Here’s a brief instruction
China has quite a tightly managed banking ecosystem, with the state being the main controller of financial services provided on its territory. It may seem hard for a foreigner to get a Chinese banking account, especially if they want to do this online. Physical presence at the bank branch is required practically in all cases, plus many employees do not speak the English language. However, in reality, opening a bank account in China is nothing extraordinary.
Prepare the documents
Besides the obviously needed IDs, foreigners in the country need to prove their legal residence in order to get access to banking services. Thus, you should prepare your residence permit, work permit, work visa, enrollment documents from the educational establishment, etc. The proof of address will be required too (rent contract, utility bills, etc). Some banks will allow you to provide an email address instead of a physical address if web-based correspondence is enough for them. However, you’d better be prepared for the maximum requirements.
If you need to open a business account, the additional documents that prove your corporate activities are: proper registration proofs, such as a valid business licence, enterprise code certificate, tax registration certificates or Articles of Association; list of directors’ names, along with IDs for legal representatives of the company; details of the company structure and ownership.
Keep in mind that in most cases, you will need to visit the bank in person in order to open an account and bring the original documentation with you. You’ll also need an initial opening deposit (the amount depends on the institution and account type). Some banks might charge customers for the card linked to your account as well. Thus, bring some money with you. Furthermore, all Chinese bank accounts need to be tied to a Chinese phone number. If you haven’t already got one, do it before visiting the bank.
Choose the account and bank
The most important factor to consider when choosing your bank is convenience. At least, there must be a branch near your place of residence/work so that you can easily get there for opening an account. If you further have any issues with that account like changing your PIN, reporting a stolen card, etc, you will need to visit the same branch too. Thus, make sure it’s not too far. Also pay attention to the ATMs near you, in case you need some cash.
Please, mind that not every bank or branch will allow a non-Chinese person to open an account. Therefore, you’d better consult the branch of your choice in advance.
The different types of banks in China are:
- Specialised banks – majorly state-owned institutions that accept deposits and conduct banking business.
- Specific lending purpose banks – policymaking institutions.
- Commercial banks – offer consumers and businesses basic banking services including deposit accounts and loans.
- Foreign banks – foreign-owned institutions that are less competitive against local rivals, due to national regulations.

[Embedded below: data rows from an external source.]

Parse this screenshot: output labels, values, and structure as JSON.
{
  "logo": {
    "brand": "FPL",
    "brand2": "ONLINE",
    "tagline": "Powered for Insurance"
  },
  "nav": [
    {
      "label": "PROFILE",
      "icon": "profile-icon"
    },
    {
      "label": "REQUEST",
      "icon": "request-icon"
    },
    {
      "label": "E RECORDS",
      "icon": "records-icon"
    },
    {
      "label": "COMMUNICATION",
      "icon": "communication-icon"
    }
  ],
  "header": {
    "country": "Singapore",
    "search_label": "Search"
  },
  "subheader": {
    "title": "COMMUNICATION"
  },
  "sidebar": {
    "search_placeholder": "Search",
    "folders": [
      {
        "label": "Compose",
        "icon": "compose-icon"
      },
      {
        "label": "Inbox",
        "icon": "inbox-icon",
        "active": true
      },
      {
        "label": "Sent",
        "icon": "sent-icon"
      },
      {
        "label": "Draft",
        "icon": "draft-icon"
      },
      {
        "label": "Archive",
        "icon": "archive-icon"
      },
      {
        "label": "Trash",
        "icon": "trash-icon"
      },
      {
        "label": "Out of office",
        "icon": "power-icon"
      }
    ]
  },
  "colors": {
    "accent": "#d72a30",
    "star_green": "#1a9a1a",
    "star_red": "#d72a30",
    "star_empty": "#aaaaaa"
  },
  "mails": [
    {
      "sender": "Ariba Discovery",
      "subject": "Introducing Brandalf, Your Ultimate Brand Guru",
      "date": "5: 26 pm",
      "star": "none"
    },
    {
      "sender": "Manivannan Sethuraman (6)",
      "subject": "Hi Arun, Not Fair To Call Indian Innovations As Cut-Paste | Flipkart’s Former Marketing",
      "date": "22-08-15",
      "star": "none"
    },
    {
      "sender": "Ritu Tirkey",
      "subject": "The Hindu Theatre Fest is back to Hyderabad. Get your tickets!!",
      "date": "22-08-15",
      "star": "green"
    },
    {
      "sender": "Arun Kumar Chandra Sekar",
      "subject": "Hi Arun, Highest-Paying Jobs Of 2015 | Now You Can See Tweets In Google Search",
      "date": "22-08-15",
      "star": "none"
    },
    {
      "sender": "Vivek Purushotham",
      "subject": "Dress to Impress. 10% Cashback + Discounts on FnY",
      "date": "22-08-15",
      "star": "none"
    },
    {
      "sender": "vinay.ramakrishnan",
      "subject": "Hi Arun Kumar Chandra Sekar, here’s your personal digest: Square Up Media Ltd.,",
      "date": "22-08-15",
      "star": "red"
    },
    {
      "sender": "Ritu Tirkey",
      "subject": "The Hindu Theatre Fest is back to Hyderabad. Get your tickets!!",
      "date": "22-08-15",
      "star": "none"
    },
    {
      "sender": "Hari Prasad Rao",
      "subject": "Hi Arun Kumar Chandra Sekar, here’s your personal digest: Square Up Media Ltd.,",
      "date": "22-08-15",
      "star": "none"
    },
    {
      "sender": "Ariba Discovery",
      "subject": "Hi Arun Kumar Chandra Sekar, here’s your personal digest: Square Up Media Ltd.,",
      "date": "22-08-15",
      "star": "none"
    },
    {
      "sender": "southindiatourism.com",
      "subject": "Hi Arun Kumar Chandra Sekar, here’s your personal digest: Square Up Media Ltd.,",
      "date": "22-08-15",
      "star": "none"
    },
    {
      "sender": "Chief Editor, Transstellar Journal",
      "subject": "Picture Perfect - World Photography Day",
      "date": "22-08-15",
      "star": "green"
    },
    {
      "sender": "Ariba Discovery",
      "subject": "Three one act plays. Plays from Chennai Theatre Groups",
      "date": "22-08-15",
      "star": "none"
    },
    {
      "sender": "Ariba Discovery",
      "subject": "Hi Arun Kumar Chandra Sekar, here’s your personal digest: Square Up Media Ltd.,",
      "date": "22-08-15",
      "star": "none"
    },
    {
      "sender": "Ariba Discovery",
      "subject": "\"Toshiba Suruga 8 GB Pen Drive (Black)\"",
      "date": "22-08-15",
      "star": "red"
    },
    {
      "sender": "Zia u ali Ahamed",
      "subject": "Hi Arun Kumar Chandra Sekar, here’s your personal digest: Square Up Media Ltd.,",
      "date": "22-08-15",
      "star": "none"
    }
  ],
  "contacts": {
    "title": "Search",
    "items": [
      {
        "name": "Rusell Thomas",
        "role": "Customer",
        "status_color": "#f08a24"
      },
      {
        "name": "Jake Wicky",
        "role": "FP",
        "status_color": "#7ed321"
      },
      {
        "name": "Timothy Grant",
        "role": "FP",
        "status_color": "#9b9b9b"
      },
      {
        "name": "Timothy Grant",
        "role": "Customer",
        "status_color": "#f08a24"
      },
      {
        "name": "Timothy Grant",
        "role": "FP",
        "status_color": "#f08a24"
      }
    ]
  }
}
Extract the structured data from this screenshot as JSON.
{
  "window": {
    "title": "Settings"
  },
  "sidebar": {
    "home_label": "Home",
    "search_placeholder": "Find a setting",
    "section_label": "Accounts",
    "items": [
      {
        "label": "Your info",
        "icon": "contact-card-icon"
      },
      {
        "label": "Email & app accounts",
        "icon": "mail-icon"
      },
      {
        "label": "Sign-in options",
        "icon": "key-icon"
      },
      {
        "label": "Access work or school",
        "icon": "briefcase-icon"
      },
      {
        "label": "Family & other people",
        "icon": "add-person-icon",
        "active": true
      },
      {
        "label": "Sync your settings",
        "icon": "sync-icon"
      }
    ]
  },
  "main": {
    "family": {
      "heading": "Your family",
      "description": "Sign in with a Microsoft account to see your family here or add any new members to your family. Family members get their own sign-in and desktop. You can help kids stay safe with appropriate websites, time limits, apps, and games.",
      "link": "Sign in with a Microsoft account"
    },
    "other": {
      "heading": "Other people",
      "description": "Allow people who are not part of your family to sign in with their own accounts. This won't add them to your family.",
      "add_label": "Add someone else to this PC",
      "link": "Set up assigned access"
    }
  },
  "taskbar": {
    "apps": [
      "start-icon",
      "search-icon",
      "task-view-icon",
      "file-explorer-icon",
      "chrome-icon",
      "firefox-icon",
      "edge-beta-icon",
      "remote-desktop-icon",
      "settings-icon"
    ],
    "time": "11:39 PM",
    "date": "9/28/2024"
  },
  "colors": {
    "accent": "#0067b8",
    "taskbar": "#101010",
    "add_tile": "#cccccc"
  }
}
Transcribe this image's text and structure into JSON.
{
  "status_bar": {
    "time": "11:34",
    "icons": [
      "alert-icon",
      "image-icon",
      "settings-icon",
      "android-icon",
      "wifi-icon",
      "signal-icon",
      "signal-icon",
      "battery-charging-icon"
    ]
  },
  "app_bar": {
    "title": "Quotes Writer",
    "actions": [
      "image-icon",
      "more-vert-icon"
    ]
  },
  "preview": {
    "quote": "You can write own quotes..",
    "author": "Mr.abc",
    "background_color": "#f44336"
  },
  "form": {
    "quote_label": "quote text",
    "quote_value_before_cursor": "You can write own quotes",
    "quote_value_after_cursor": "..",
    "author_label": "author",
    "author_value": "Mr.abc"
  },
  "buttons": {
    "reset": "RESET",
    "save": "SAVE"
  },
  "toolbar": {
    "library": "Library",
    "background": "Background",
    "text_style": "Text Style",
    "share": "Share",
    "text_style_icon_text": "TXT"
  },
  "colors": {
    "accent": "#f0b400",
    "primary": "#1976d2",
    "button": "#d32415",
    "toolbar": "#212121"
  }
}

The top banks in China include: Industrial and Commercial Bank of China (ICBC), China Construction Bank (CCB), Agriculture Bank of China (ABC), Bank of China (BoC), China Development Bank (CDB), Postal Savings Bank of China (PSBC), Bank of Communications (BoCom), Industrial Bank Co Ltd, China Citic Bank Corp, China Merchants Bank.
As for the accounts available, they don’t differ much from those functioning elsewhere (current account, joint account, deposit account, savings account, etc). In addition, some banks offer “all-in-one” solutions that effectively combine a few types of accounts. Despite the similar purpose, some account names might confuse a foreigner (e.g. lump-sum term deposit from BoC), so you’d better read the description of a banking product before choosing a suitable one.
In addition, the accounts in China are divided into RMB accounts (for local currency only) and foreign exchange accounts, that allow depositing other fiat currencies.
Some particular types of foreign exchange accounts include:
- Non-residence Account(NRA) – not available to foreign individuals, only entities, used primarily for capital investment from overseas corporations into China;
- Offshore Account(OSA) – treated in the same way as accounts opened in foreign banks, only four banks in China are legally permitted to open this type of accounts;
- Hong Kong Bank Account – facilitates business between the free trade zone of Hong Kong and Mainland China, helps to avoid the strict restrictions imposed on exchange currencies in Mainland China;
- Overseas Bank Account – opened in one country while the account owner is registered or resident in another country.
Tourists are able to open limited bank accounts for the purposes of converting their currency to RMB for convenience.
Foreign businesses most often use the following types of accounts:
- RMB basic deposit account – designed for cash collection and payments, cash withdrawal, daily fund transfers, salary distribution, and tax payments.
- RMB general deposit account – used for fund flows resulting from deposits, payments/receivables, borrowing proceeds, debt repayment and other settlements.
- RMB/USD capital account – used to receive capital injections from foreign investors, as well as payments under current items and capital items approved by the State Administration of Foreign Exchange (SAFE).
- USD settlement account – for cash withdrawals limited with business purposes (e.g. for overseas travel expenses).
As you already know, in order to open an account, you must visit a bank branch with the required documentation and fill in the application form. All application forms will be given to you at the bank. Some forms are available in English-Chinese variants, though others may be in Chinese only. Ask the bank employees for assistance, if you have troubles with translation or filling in the form.
After your application is accepted, you should make your initial deposit. Only then your Chinese bank account will be officially established.